To the Editors of the CRIMSON:
Anyone who has read Gadfly cannot fail to see the superb butchery done to it in Mr. Ashcraft's review. Perhaps Mr. Ashcraft alone is blind to his literary crime, having somehow forgotten to read Gadfly himself.
Mr. A.'s critical technique is one of exposing through quotation. Using this technique, the critic must be careful that the words he quotes actually appear in the work he attacks, and are not drawn from obscure slots in the CRIMSON files or from even dimmer recesses in the Cambridge collective unconscious ("other-directed," "sibling rivalry," "residual bitterness," "bubble gum," etc.). In Mr. A.'s review many words are enclosed by quotation marks, but few of these words may be found enclosed within the covers of our magazine. By giving us credit for sentences which pour out of his own head or somewhere, Mr. A. blights Gadfly with a tone not there.
When Mr. A. does condescend to quote sentences which exist, he substitutes three dots for crucial grammatical features. He is thus able to turn English into Incoherence. His careless pen cannot even copy titles of articles correctly. By dropping an 's' from "Pigs" Mr. A. transforms the author's scholarly announcement of her subject into name-calling.

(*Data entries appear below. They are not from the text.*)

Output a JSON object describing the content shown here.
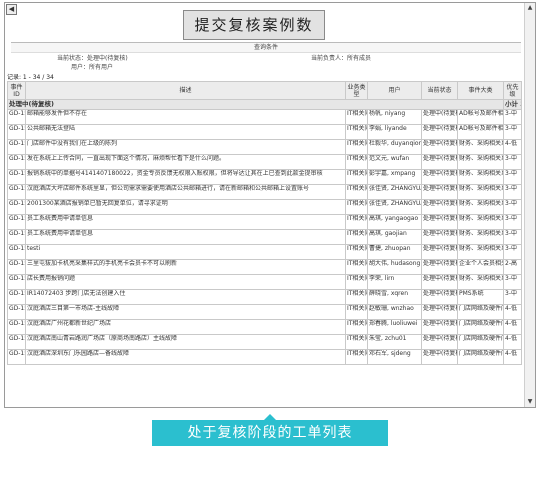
{
  "page_title": "提交复核案例数",
  "query_label": "查询条件",
  "filters": {
    "current_status": "当前状态：处理中(待复核)",
    "current_owner": "当前负责人：所有成员",
    "user": "用户：所有用户"
  },
  "record_count": "记录: 1 - 34 / 34",
  "columns": [
    "事件ID",
    "描述",
    "业务类型",
    "用户",
    "当前状态",
    "事件大类",
    "优先级"
  ],
  "group": {
    "label": "处理中(待复核)",
    "subtotal_label": "小计",
    "subtotal": "34"
  },
  "rows": [
    {
      "id": "GD-1588",
      "desc": "邮箱能够发件但不存在",
      "type": "IT相关问题",
      "user": "杨帆, niyang",
      "status": "处理中(待复核)",
      "category": "AD帐号及邮件相关",
      "priority": "3-中"
    },
    {
      "id": "GD-1587",
      "desc": "公共邮箱无法登陆",
      "type": "IT相关问题",
      "user": "李娟, liyande",
      "status": "处理中(待复核)",
      "category": "AD帐号及邮件相关",
      "priority": "3-中"
    },
    {
      "id": "GD-1586",
      "desc": "门店邮件中没有我们在上级的陈列",
      "type": "IT相关问题",
      "user": "杜毅华, duyanqiong",
      "status": "处理中(待复核)",
      "category": "财务、采购相关系统",
      "priority": "4-低"
    },
    {
      "id": "GD-1585",
      "desc": "发在系统上上传合同，一直出现下面这个情况，麻烦帮忙看下是什么问题。",
      "type": "IT相关问题",
      "user": "范文元, wufan",
      "status": "处理中(待复核)",
      "category": "财务、采购相关系统",
      "priority": "3-中"
    },
    {
      "id": "GD-1583",
      "desc": "报销系统中的单据号4141407180022，资金专员反馈无权限入账权限，但将导达让其在上已查到此款金提审核",
      "type": "IT相关问题",
      "user": "彭宇嘉, xmpang",
      "status": "处理中(待复核)",
      "category": "财务、采购相关系统",
      "priority": "3-中"
    },
    {
      "id": "GD-1582",
      "desc": "汉庭酒店大坪店邮件系统里显，但公司需求需要使用酒店公共邮箱进行，请在新邮箱和公共邮箱上设置账号",
      "type": "IT相关问题",
      "user": "张佳贤, ZHANGYUANHONG",
      "status": "处理中(待复核)",
      "category": "财务、采购相关系统",
      "priority": "3-中"
    },
    {
      "id": "GD-1581",
      "desc": "2001300某酒店报销单已暂无回复单位，请寻求证明",
      "type": "IT相关问题",
      "user": "张佳贤, ZHANGYUANHONG",
      "status": "处理中(待复核)",
      "category": "财务、采购相关系统",
      "priority": "3-中"
    },
    {
      "id": "GD-1577",
      "desc": "员工系统费用申请单信息",
      "type": "IT相关问题",
      "user": "高琪, yangaogao",
      "status": "处理中(待复核)",
      "category": "财务、采购相关系统",
      "priority": "3-中"
    },
    {
      "id": "GD-1575",
      "desc": "员工系统费用申请单信息",
      "type": "IT相关问题",
      "user": "高琪, gaojian",
      "status": "处理中(待复核)",
      "category": "财务、采购相关系统",
      "priority": "3-中"
    },
    {
      "id": "GD-1571",
      "desc": "testi",
      "type": "IT相关问题",
      "user": "曹捷, zhuopan",
      "status": "处理中(待复核)",
      "category": "财务、采购相关系统",
      "priority": "3-中"
    },
    {
      "id": "GD-1566",
      "desc": "三里屯拔加卡机亮采集样式的手机亮卡会员卡不可以刷新",
      "type": "IT相关问题",
      "user": "胡大伟, hudasong",
      "status": "处理中(待复核)",
      "category": "企业个人会员相关系统",
      "priority": "2-高"
    },
    {
      "id": "GD-1558",
      "desc": "店长费用报销问题",
      "type": "IT相关问题",
      "user": "李荣, lirn",
      "status": "处理中(待复核)",
      "category": "财务、采购相关系统",
      "priority": "3-中"
    },
    {
      "id": "GD-1544",
      "desc": "IR14072403 步跨门店无法创建入住",
      "type": "IT相关问题",
      "user": "薛晓雪, xqren",
      "status": "处理中(待复核)",
      "category": "PMS系统",
      "priority": "3-中"
    },
    {
      "id": "GD-1543",
      "desc": "汉庭酒店三目第一市场店-主线故障",
      "type": "IT相关问题",
      "user": "赵敏珊, wnzhao",
      "status": "处理中(待复核)",
      "category": "门店网络及硬件问题",
      "priority": "4-低"
    },
    {
      "id": "GD-1536",
      "desc": "汉庭酒店广州花都新世纪广场店",
      "type": "IT相关问题",
      "user": "郑春腾, luoliuwei",
      "status": "处理中(待复核)",
      "category": "门店网络及硬件问题",
      "priority": "4-低"
    },
    {
      "id": "GD-1535",
      "desc": "汉庭酒店南山青岩路润广场店（原商场南路店）主线故障",
      "type": "IT相关问题",
      "user": "朱莹, zchu01",
      "status": "处理中(待复核)",
      "category": "门店网络及硬件问题",
      "priority": "4-低"
    },
    {
      "id": "GD-1534",
      "desc": "汉庭酒店深圳东门乐园路店—备线故障",
      "type": "IT相关问题",
      "user": "邓石军, sjdeng",
      "status": "处理中(待复核)",
      "category": "门店网络及硬件问题",
      "priority": "4-低"
    }
  ],
  "caption": "处于复核阶段的工单列表",
  "colors": {
    "caption_bg": "#2bbfcf",
    "title_bg": "#e2e2e2",
    "group_bg": "#e6e6e6"
  }
}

Mr. A.'s textual piracies pave the way for his ideological sneakiness. Terrified to read our articles closely enough to see what they say and how they say it, Mr. A. is a moral as well as an aesthetic coward. Dogmatically he extracts a sentence from an article--rather than troubling to restate the argument of the article in his own terms. Then he sneers. A few steps in the critical process seem to have been left out or aped.
Finding two articles which rise above the sub-mediocre and "enigmatic" norm, Mr. A. can find no words to explain his sense of their quality or their meaning. He only mentions them briefly in a negative context. He also conveniently avoids a judgment on the sincerity or validity of the point of view expressed in Mr. Smith's letter.... Sara Dakin
(The omission of the "s" in "Pigs" and the insertion of quotation marks around the sentence beginning "Why aren't I concerned..." were proofing errors. Technical terms ("other-directed" etc.) were quoted 'because they were not the author's own. The CRIMSON regrets the confusion caused readers.